Amanda grew up with a mother who hoarded everything from shoes to coupons. Newspapers were stacked in the bathroom of her childhood home, clothes were piled so high on her mother’s bed that she slept on the living room sofa. Amanda rarely ate at home because the kitchen counters were covered with Penny Savers, and on the kitchen table was a mound of bills and letters that had yet to be filed or thrown out.
In fact, “thrown out” was a term Amanda never heard growing up.
Like most children of hoarders, Amanda kept her mother’s disorder to herself, because she didn’t understand it and because she feared that friends would treat her differently and make fun of her behind her back.
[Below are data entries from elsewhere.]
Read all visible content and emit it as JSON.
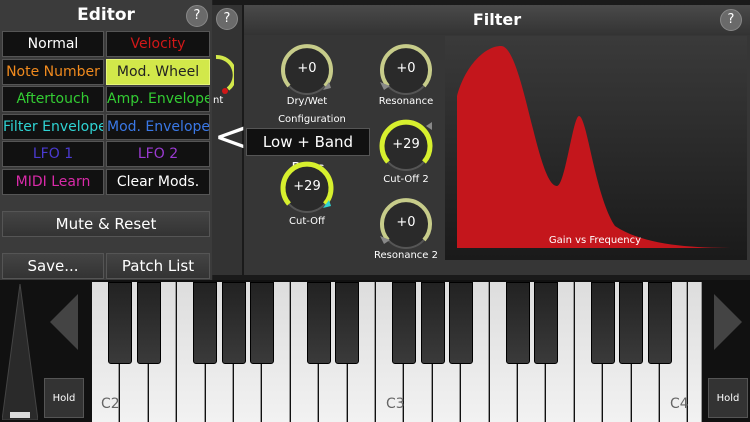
{
  "editor": {
    "title": "Editor",
    "help": "?",
    "buttons": [
      {
        "label": "Normal",
        "color": "#ffffff"
      },
      {
        "label": "Velocity",
        "color": "#d01818"
      },
      {
        "label": "Note Number",
        "color": "#f08a1e"
      },
      {
        "label": "Mod. Wheel",
        "color": "#222222"
      },
      {
        "label": "Aftertouch",
        "color": "#33cc33"
      },
      {
        "label": "Amp. Envelope",
        "color": "#33cc33"
      },
      {
        "label": "Filter Envelope",
        "color": "#2fd3d3"
      },
      {
        "label": "Mod. Envelope",
        "color": "#3a78e6"
      },
      {
        "label": "LFO 1",
        "color": "#4a3ad0"
      },
      {
        "label": "LFO 2",
        "color": "#9a3ad0"
      },
      {
        "label": "MIDI Learn",
        "color": "#d82aa8"
      },
      {
        "label": "Clear Mods.",
        "color": "#ffffff"
      }
    ],
    "mute_reset": "Mute & Reset",
    "save": "Save...",
    "patch_list": "Patch List"
  },
  "behind_panel": {
    "help": "?",
    "partial_label": "nt"
  },
  "back_chevron": "<",
  "filter": {
    "title": "Filter",
    "help": "?",
    "knobs": {
      "dry_wet": {
        "value": "+0",
        "label": "Dry/Wet"
      },
      "resonance": {
        "value": "+0",
        "label": "Resonance"
      },
      "cutoff": {
        "value": "+29",
        "label": "Cut-Off"
      },
      "cutoff2": {
        "value": "+29",
        "label": "Cut-Off 2"
      },
      "resonance2": {
        "value": "+0",
        "label": "Resonance 2"
      }
    },
    "configuration_label": "Configuration",
    "configuration_value": "Low + Band Pass",
    "graph_caption": "Gain vs Frequency",
    "graph_color": "#c4161c"
  },
  "keyboard": {
    "labels": [
      "C2",
      "C3",
      "C4"
    ],
    "hold_left": "Hold",
    "hold_right": "Hold"
  }
}
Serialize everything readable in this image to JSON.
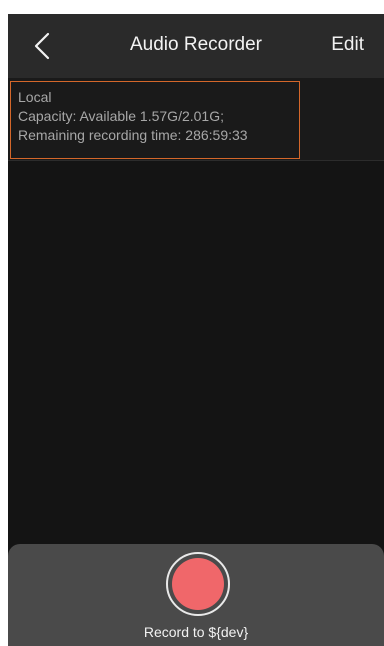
{
  "nav": {
    "back_icon": "chevron-left-icon",
    "title": "Audio Recorder",
    "edit_label": "Edit"
  },
  "storage": {
    "name": "Local",
    "capacity": "Capacity: Available 1.57G/2.01G;",
    "remaining": "Remaining recording time: 286:59:33",
    "highlight_color": "#d4672a"
  },
  "recorder": {
    "button_icon": "record-button-icon",
    "button_color": "#f0676a",
    "label": "Record to ${dev}"
  }
}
She simply made up reasons why they could never meet at her house. She suffered from the hang-up that practically all children of hoarders describe as “doorbell dread,” the panic felt when someone arrives at the door.
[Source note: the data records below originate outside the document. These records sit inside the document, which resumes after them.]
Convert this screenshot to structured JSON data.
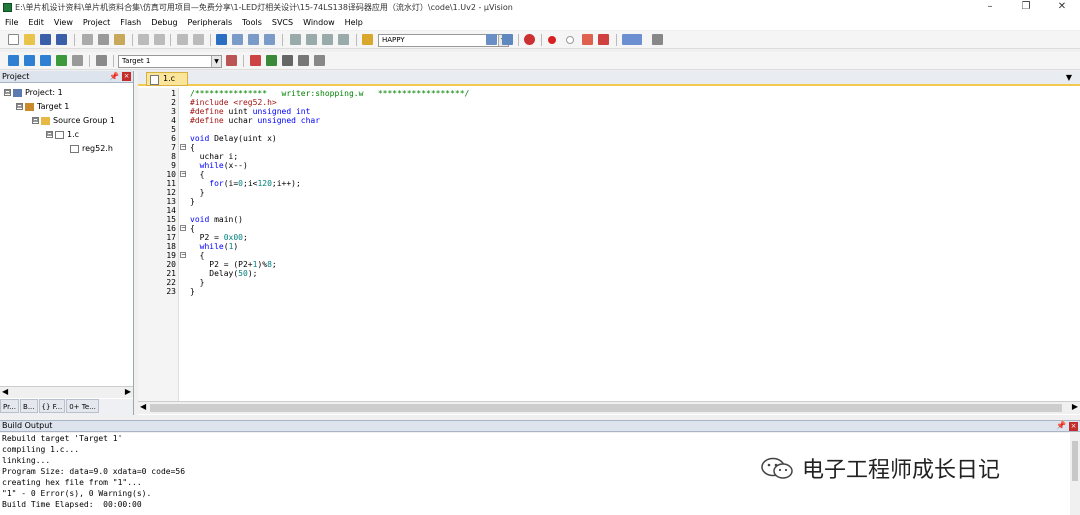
{
  "window": {
    "title": "E:\\单片机设计资料\\单片机资料合集\\仿真可用项目—免费分享\\1-LED灯相关设计\\15-74LS138译码器应用（流水灯）\\code\\1.Uv2 - µVision",
    "minimize": "–",
    "restore": "❐",
    "close": "✕"
  },
  "menu": [
    "File",
    "Edit",
    "View",
    "Project",
    "Flash",
    "Debug",
    "Peripherals",
    "Tools",
    "SVCS",
    "Window",
    "Help"
  ],
  "toolbar1": {
    "find_combo": "HAPPY"
  },
  "toolbar2": {
    "target_combo": "Target 1"
  },
  "project_pane": {
    "title": "Project",
    "tree": [
      {
        "label": "Project: 1",
        "expander": "⊟"
      },
      {
        "label": "Target 1",
        "expander": "⊟"
      },
      {
        "label": "Source Group 1",
        "expander": "⊟"
      },
      {
        "label": "1.c",
        "expander": "⊟"
      },
      {
        "label": "reg52.h",
        "expander": ""
      }
    ],
    "tabs": [
      "Pr...",
      "B...",
      "{} F...",
      "0+ Te..."
    ]
  },
  "editor": {
    "tab_label": "1.c",
    "line_numbers": [
      "1",
      "2",
      "3",
      "4",
      "5",
      "6",
      "7",
      "8",
      "9",
      "10",
      "11",
      "12",
      "13",
      "14",
      "15",
      "16",
      "17",
      "18",
      "19",
      "20",
      "21",
      "22",
      "23"
    ],
    "lines": [
      [
        {
          "t": "/***************   writer:shopping.w   ******************/",
          "c": "cmt"
        }
      ],
      [
        {
          "t": "#include ",
          "c": "pp"
        },
        {
          "t": "<reg52.h>",
          "c": "pp"
        }
      ],
      [
        {
          "t": "#define ",
          "c": "pp"
        },
        {
          "t": "uint ",
          "c": ""
        },
        {
          "t": "unsigned int",
          "c": "kw"
        }
      ],
      [
        {
          "t": "#define ",
          "c": "pp"
        },
        {
          "t": "uchar ",
          "c": ""
        },
        {
          "t": "unsigned char",
          "c": "kw"
        }
      ],
      [
        {
          "t": "",
          "c": ""
        }
      ],
      [
        {
          "t": "void",
          "c": "kw"
        },
        {
          "t": " Delay(uint x)",
          "c": ""
        }
      ],
      [
        {
          "t": "{",
          "c": ""
        }
      ],
      [
        {
          "t": "  uchar i;",
          "c": ""
        }
      ],
      [
        {
          "t": "  ",
          "c": ""
        },
        {
          "t": "while",
          "c": "kw"
        },
        {
          "t": "(x--)",
          "c": ""
        }
      ],
      [
        {
          "t": "  {",
          "c": ""
        }
      ],
      [
        {
          "t": "    ",
          "c": ""
        },
        {
          "t": "for",
          "c": "kw"
        },
        {
          "t": "(i=",
          "c": ""
        },
        {
          "t": "0",
          "c": "num"
        },
        {
          "t": ";i<",
          "c": ""
        },
        {
          "t": "120",
          "c": "num"
        },
        {
          "t": ";i++);",
          "c": ""
        }
      ],
      [
        {
          "t": "  }",
          "c": ""
        }
      ],
      [
        {
          "t": "}",
          "c": ""
        }
      ],
      [
        {
          "t": "",
          "c": ""
        }
      ],
      [
        {
          "t": "void",
          "c": "kw"
        },
        {
          "t": " main()",
          "c": ""
        }
      ],
      [
        {
          "t": "{",
          "c": ""
        }
      ],
      [
        {
          "t": "  P2 = ",
          "c": ""
        },
        {
          "t": "0x00",
          "c": "num"
        },
        {
          "t": ";",
          "c": ""
        }
      ],
      [
        {
          "t": "  ",
          "c": ""
        },
        {
          "t": "while",
          "c": "kw"
        },
        {
          "t": "(",
          "c": ""
        },
        {
          "t": "1",
          "c": "num"
        },
        {
          "t": ")",
          "c": ""
        }
      ],
      [
        {
          "t": "  {",
          "c": ""
        }
      ],
      [
        {
          "t": "    P2 = (P2+",
          "c": ""
        },
        {
          "t": "1",
          "c": "num"
        },
        {
          "t": ")%",
          "c": ""
        },
        {
          "t": "8",
          "c": "num"
        },
        {
          "t": ";",
          "c": ""
        }
      ],
      [
        {
          "t": "    Delay(",
          "c": ""
        },
        {
          "t": "50",
          "c": "num"
        },
        {
          "t": ");",
          "c": ""
        }
      ],
      [
        {
          "t": "  }",
          "c": ""
        }
      ],
      [
        {
          "t": "}",
          "c": ""
        }
      ]
    ],
    "folds": [
      7,
      10,
      16,
      19
    ]
  },
  "build_output": {
    "title": "Build Output",
    "lines": [
      "Rebuild target 'Target 1'",
      "compiling 1.c...",
      "linking...",
      "Program Size: data=9.0 xdata=0 code=56",
      "creating hex file from \"1\"...",
      "\"1\" - 0 Error(s), 0 Warning(s).",
      "Build Time Elapsed:  00:00:00"
    ]
  },
  "watermark": {
    "text": "电子工程师成长日记"
  },
  "colors": {
    "comment": "#008000",
    "keyword": "#0000ff",
    "preprocessor": "#a31515",
    "number": "#008080",
    "active_tab": "#fbe59b"
  }
}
As an adult, Amanda eventually cleared out her mother’s house and helped her settle into a retirement community. Although the hoarding is considerably better, Amanda still feels the need to barge in once a month to make sure that boxes aren’t collecting in the hallway and the bathtub isn’t storing newspapers or clothes.